### Directions for this task
Copy every line from the data below in which the string "github" can be found.

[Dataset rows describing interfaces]
= Beginning of Section =
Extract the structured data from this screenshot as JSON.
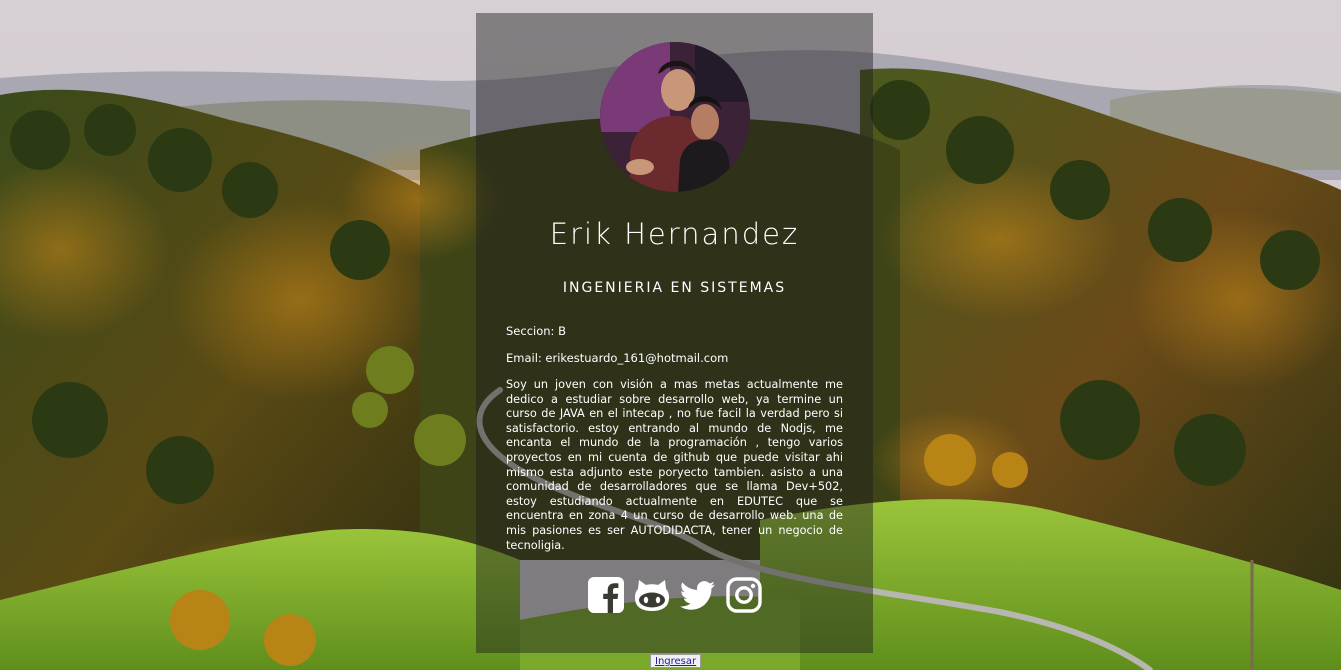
{
  "profile": {
    "name": "Erik Hernandez",
    "title": "INGENIERIA EN SISTEMAS",
    "seccion": "Seccion: B",
    "email": "Email: erikestuardo_161@hotmail.com",
    "bio": "Soy un joven con visión a mas metas actualmente me dedico a estudiar sobre desarrollo web, ya termine un curso de JAVA en el intecap , no fue facil la verdad pero si satisfactorio. estoy entrando al mundo de Nodjs, me encanta el mundo de la programación , tengo varios proyectos en mi cuenta de github que puede visitar ahi mismo esta adjunto este poryecto tambien. asisto a una comunidad de desarrolladores que se llama Dev+502, estoy estudiando actualmente en EDUTEC que se encuentra en zona 4 un curso de desarrollo web. una de mis pasiones es ser AUTODIDACTA, tener un negocio de tecnoligia."
  },
  "social": {
    "icons": [
      "facebook-icon",
      "github-icon",
      "twitter-icon",
      "instagram-icon"
    ]
  },
  "login": {
    "label": "Ingresar"
  },
  "colors": {
    "card_bg": "rgba(28,28,28,0.45)",
    "text": "#ffffff",
    "sky": "#d8d3d6",
    "grass": "#7cae2a"
  }
}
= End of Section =
### Exercise output
    "bio": "Soy un joven con visión a mas metas actualmente me dedico a estudiar sobre desarrollo web, ya termine un curso de JAVA en el intecap , no fue facil la verdad pero si satisfactorio. estoy entrando al mundo de Nodjs, me encanta el mundo de la programación , tengo varios proyectos en mi cuenta de github que puede visitar ahi mismo esta adjunto este poryecto tambien. asisto a una comunidad de desarrolladores que se llama Dev+502, estoy estudiando actualmente en EDUTEC que se encuentra en zona 4 un curso de desarrollo web. una de mis pasiones es ser AUTODIDACTA, tener un negocio de tecnoligia."
      "github-icon",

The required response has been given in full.